§ Lord Brett
asked Her Majesty's Government:
What effect the Commonhold and Leasehold Reform Bill, if enacted, will have on the rights of Crown leaseholders to enfranchise and to acquire a new or extended lease. [HL1960]196WA
§ The Parliamentary Secretary, Lord Chancellor's Department (Baroness Scotland of Asthal)
Following a statement made on 2 November 1992 by Sir George Young, the Crown authorities gave an undertaking that the Crown would, as landlord and subject to specified conditions, agree to the enfranchisement or extension of residential long leases under the same qualifications and terms which applied by virtue of the Leasehold Reform Act 1967 and the Leasehold Reform, Housing and Urban Development Act 1993 to lessees who hold from other landlords.
It was announced on 3 April 2001, Official Report, cols, WA 110–112 that the Crown authorities had confirmed that they would apply the undertaking to the provisions of the 1967 Act and the 1993 Act as amended by the Commonhold and Leasehold Reform Bill which was then before Parliament. As was announced by my noble and learned friend Lord Falconer of Thoroton during Third Reading of the Commonhold and Leasehold Reform Bill, which is before this Parliament, on 19 November 2001, (Official Report, col 927), the Crown authorities have now confirmed that this also applies to those Acts as amended by the current Bill. This undertaking accordingly supersedes the one given on 3 April 2001.
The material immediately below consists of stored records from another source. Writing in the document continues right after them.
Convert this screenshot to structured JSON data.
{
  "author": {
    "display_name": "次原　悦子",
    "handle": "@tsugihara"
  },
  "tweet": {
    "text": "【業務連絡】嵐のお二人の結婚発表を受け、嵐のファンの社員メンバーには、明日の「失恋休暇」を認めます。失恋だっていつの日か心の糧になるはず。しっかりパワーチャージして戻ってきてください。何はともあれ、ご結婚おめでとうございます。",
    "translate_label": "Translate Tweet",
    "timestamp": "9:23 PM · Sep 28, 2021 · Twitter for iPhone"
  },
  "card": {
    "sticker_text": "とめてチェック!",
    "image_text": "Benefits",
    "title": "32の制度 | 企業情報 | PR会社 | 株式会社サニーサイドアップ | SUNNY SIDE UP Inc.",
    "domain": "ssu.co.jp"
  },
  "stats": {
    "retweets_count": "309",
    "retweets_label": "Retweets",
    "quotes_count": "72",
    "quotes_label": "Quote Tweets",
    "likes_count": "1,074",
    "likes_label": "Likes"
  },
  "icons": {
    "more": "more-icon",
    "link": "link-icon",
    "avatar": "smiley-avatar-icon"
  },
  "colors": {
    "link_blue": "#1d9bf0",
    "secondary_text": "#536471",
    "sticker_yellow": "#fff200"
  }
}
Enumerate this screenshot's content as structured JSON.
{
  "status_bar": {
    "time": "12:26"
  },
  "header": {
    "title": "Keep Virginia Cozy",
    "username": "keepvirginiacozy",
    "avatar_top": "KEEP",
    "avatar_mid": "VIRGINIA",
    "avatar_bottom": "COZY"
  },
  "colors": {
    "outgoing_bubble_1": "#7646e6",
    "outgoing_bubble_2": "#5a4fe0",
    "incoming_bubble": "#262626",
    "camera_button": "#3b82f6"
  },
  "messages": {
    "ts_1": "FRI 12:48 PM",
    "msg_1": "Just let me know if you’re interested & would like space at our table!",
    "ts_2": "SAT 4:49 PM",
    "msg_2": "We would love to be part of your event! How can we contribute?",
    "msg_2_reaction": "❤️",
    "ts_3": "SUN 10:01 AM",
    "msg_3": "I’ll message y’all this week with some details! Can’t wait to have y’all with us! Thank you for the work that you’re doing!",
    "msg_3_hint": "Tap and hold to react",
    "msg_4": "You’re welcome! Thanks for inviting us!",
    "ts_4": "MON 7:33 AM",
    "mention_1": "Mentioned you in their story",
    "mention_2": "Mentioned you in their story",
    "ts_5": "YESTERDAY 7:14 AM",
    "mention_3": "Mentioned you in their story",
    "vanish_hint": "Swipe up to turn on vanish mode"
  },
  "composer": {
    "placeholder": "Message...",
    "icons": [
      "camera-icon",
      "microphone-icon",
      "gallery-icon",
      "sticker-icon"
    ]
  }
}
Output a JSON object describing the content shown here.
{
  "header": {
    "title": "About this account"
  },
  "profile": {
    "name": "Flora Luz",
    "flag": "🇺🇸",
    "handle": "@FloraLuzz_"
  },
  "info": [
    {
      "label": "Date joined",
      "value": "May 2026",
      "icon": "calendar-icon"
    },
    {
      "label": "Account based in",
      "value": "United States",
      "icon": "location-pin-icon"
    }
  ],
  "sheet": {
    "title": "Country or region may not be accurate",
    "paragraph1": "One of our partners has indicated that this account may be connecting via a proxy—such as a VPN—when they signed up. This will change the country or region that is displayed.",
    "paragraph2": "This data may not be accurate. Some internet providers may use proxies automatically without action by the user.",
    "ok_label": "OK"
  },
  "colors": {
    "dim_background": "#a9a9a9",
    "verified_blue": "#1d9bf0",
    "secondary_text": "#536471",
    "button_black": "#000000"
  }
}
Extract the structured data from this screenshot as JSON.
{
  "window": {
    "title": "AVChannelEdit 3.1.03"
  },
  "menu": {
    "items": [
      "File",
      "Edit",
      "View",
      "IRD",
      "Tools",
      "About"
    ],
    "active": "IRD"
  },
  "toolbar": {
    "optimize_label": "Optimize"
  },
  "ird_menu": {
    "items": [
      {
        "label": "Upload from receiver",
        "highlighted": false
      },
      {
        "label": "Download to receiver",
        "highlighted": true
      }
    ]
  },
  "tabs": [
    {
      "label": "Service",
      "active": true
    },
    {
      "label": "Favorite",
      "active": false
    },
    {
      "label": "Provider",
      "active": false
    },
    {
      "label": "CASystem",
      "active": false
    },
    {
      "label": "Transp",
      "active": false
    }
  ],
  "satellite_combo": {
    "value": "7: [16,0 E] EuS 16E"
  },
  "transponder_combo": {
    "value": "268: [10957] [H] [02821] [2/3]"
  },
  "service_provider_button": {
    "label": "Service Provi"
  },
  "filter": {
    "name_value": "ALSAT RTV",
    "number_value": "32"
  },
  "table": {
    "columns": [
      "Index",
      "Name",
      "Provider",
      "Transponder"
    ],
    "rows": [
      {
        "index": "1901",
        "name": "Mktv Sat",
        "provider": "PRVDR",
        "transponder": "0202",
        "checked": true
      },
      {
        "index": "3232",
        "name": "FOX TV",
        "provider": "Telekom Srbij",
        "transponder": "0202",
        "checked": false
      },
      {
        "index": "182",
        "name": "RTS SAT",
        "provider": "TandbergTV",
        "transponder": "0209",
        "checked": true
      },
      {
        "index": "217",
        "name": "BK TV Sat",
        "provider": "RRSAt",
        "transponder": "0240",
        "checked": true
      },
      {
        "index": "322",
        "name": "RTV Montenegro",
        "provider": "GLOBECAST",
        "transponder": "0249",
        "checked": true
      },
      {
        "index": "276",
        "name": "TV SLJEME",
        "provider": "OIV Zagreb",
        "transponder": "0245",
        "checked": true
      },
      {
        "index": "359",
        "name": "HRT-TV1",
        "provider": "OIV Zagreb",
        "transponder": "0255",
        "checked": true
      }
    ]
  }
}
The full terms of the agreement made by the Crown are as follows:
(1) the Crown as landlord will, subject to the conditions described below, agree to the enfranchisement or extension of residential long leases or the grant of new residential long leases, under the same qualifications and terms which will apply by virtue of the Leasehold Reform Act 1967 and the Leasehold Reform, Housing and Urban Development Act 1993 to lessees who hold from other landlords;
(2) enfranchisement will be refused where property stands on land which is held inalienably;
(3) enfranchisement will also be refused where certain circumstances, which only apply to the Crown, obtain. These are:
- (i) where there are particular security considerations (on the advice of the Royal and Diplomatic Protection Group of the Metropolitan Police or other security agencies);
- (ii) where properties are in, or intimately connected with, the curtilage of historic Royal Parks and Palaces;
- (iii) where properties, or the areas in which they are situated, have a long historic or particular association with the Crown.
(4) the areas referred to in paragraph (3) (iii) include the Off Islands within the Isles of Scilly (St Agnes, Bryher, St Martins and Tresco), the Garrison on St Mary's, the village of Newton St Loe and parts of central Dartmoor. The properties referred to in that paragraph include old land revenue and reverter properties and grace and favour properties;
(5) where enfranchisement is refused on the grounds set out in paragraphs (2) and (3) but the tenant would otherwise qualify for enfranchisement, lease extension 197WA or the grant of a new lease by analogy with the statutes, the Crown will be prepared to negotiate new leases;
(6) the Crown will follow the valuation bases set out in the Leasehold Reform Act 1967 and the Leasehold Reform, Housing and Urban Development Act 1993;
(7) the Crown will agree to be bound by arbitration where there is dispute over valuation or other terms, except in cases under paragraphs (2) and (3). The Leasehold Valuation Tribunal will he empowered to act as the arbitration body, and will hear such disputes on voluntary reference;
(8) the Crown will be entitled to apply to the Leasehold Valuation Tribunal for approval of a scheme of estate management in the same way as other landlords.